• **Task goal**
Please state the number of lines in the entries below where the word "conywyp" appears. Include nothing else.
========
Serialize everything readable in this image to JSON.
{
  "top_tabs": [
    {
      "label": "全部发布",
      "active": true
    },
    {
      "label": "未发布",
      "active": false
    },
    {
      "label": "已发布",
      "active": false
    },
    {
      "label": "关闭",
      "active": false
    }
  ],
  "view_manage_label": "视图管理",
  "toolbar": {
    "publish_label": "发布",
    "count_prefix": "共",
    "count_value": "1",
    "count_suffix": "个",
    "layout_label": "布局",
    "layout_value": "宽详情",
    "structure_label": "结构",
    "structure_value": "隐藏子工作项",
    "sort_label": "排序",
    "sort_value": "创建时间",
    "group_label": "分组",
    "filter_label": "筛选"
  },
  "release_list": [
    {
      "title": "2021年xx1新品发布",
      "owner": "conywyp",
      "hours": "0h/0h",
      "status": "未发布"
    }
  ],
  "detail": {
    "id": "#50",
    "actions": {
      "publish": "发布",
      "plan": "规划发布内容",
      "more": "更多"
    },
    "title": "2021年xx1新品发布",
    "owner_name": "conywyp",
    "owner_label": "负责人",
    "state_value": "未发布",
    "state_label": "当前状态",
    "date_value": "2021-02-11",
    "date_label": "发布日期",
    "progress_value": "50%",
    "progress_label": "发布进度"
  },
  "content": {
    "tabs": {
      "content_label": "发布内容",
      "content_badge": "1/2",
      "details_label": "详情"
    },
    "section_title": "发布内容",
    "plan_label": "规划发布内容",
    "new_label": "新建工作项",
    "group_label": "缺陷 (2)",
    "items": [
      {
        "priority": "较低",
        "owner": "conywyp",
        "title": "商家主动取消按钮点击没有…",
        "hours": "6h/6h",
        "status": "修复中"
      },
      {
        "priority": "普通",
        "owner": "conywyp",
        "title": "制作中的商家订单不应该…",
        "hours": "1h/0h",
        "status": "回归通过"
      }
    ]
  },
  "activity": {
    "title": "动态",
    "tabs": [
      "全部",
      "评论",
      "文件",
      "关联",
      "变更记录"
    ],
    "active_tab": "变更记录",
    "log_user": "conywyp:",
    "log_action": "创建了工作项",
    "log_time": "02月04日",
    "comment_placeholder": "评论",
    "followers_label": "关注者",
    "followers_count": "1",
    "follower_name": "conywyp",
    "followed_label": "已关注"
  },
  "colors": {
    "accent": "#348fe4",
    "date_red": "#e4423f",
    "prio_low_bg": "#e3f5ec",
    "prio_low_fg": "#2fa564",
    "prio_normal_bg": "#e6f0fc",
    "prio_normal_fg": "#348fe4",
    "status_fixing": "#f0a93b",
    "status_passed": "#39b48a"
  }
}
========
• **Written solution**
6